Amongst these is the introduction of a mixed electoral system which would ensure both proportionality and a direct link between MPs and the people they serve. Under such a system, constituency MPs vote against the people risk being voted out of office. They are held to account by the people and not by the party.
The governing party is resistant to such a proposal because it would take power away from party bosses and put it in the hands of the people. And that is why the report – which was co-authored by the Honourable Max Sisulu himself – is gathering dust.
Parliament must become the centre of debate and policy formation in South Africa. The recent calls for an economic CODESA, in the context of public debates about radical changes in South Africa’s economic policies, baffled me. There is already a CODESA. Parliament is the constituent assembly that emerged from CODESA. And so Parliament must be the stage where these issues are debated. It must be where policy is negotiated, in earnest, by the people’s representatives.
But this requires political will and determination, a commitment to the Constitution and its principles, and a passion for innovation and solutions to address the many challenges our people face today. And it requires that we actually have the debates, in our committees and in our chambers.
We must initiate our own legislation. Our Private Members Bills must be seriously considered. Our requests for debates of public importance and urgent public importance, accepted; our notices of motion, debated frequently, and our sittings, made more rigorous through interpellations and oral questions sessions in which the questions we ask are answered.
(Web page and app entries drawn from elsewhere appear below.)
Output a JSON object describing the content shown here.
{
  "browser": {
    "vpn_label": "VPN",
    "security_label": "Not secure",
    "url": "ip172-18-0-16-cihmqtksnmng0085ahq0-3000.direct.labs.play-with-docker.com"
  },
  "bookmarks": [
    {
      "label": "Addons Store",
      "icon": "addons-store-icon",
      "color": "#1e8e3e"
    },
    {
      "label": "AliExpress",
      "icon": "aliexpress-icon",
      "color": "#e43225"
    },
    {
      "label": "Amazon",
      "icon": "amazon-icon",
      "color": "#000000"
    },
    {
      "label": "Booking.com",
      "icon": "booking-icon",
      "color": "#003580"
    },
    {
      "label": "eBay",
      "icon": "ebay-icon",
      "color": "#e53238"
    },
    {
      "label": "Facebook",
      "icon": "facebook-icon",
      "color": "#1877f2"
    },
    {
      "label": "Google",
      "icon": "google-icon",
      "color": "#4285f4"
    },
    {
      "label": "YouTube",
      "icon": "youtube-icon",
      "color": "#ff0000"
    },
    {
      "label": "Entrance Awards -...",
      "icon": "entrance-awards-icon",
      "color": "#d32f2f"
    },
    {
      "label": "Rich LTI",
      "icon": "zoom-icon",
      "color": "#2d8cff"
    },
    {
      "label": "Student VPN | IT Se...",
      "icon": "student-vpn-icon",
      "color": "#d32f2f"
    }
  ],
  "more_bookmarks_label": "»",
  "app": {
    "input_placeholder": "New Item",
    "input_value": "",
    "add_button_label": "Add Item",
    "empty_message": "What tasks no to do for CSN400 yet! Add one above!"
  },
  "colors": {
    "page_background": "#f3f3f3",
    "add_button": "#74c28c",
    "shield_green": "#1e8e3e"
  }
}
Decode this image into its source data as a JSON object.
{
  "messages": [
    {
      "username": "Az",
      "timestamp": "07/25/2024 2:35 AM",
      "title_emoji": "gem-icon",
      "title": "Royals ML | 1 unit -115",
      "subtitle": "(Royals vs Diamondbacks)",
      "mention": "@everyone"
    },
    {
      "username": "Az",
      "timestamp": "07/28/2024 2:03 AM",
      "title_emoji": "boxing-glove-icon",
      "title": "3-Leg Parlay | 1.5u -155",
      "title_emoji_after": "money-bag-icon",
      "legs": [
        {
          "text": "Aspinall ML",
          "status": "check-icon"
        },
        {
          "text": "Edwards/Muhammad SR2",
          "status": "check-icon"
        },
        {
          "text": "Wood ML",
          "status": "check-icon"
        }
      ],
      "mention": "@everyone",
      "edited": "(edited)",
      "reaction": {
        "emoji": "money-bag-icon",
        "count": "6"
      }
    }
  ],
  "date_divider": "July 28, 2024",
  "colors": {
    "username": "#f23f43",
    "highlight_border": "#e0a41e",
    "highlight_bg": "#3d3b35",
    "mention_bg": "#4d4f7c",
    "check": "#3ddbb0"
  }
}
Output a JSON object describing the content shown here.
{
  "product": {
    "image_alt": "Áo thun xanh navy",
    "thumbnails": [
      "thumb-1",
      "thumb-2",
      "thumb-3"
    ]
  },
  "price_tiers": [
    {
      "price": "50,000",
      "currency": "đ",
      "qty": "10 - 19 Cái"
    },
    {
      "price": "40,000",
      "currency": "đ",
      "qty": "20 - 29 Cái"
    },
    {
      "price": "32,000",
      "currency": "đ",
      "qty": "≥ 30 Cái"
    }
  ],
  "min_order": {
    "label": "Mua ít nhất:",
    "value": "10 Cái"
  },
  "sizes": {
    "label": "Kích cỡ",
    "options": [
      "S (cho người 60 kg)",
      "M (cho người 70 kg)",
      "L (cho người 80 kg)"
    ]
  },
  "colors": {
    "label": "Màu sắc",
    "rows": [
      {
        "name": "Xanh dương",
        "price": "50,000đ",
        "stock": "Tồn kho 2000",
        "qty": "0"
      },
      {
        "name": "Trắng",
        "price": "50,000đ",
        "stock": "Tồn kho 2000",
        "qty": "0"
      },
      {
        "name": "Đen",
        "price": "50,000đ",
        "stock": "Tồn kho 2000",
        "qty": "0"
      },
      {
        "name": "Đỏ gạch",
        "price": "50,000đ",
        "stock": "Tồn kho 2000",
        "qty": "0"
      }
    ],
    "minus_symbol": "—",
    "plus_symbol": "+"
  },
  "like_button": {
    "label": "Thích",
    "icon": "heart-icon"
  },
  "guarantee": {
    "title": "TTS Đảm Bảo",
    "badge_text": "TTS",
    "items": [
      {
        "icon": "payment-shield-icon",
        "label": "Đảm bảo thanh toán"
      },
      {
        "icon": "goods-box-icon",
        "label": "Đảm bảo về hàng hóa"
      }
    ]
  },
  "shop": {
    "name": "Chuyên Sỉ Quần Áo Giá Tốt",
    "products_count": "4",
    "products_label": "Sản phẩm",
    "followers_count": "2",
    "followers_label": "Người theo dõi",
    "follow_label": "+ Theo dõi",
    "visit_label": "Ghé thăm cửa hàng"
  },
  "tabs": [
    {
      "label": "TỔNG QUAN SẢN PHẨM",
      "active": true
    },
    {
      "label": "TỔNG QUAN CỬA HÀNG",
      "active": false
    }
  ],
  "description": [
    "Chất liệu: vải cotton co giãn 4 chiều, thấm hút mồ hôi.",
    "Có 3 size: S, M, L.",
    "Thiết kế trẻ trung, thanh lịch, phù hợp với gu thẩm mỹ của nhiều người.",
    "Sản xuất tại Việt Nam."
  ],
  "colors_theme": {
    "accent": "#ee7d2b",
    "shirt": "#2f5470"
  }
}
It is a poor reflection on Parliament that our members propose hundreds of motions a year, and we are fortunate if but a few materialise into debates. This must change. We are elected to discuss, debate and deliberate on issues as well as legislate and perform oversight. If we do not do this, we cannot claim to have the people as our conscience.
Ladies and gentleman,
Black Tuesday was an epoch-defining moment in South Africa; not only for our Constitution, and the freedoms it entrenches, but also for our Parliament.
As hundreds of people marched outside our gates, and watched with baited breath from the public gallery, they sought reassurance that their voices would be heard. But despite the clamour at the gates, and the petitions, and the letters and the marches, they were failed by a political majority which no longer operates with the people as its conscience.
The time has come for the remaining brave men and women in Parliament - and there many across all political parties - to take the lead and rebuild an institution which the people of this country can believe in. We are the ones who must build the necessary bridges. We can be the people’s voice. And we can act in South Africa's best interest.
This is the Parliament that we should all commit to creating today.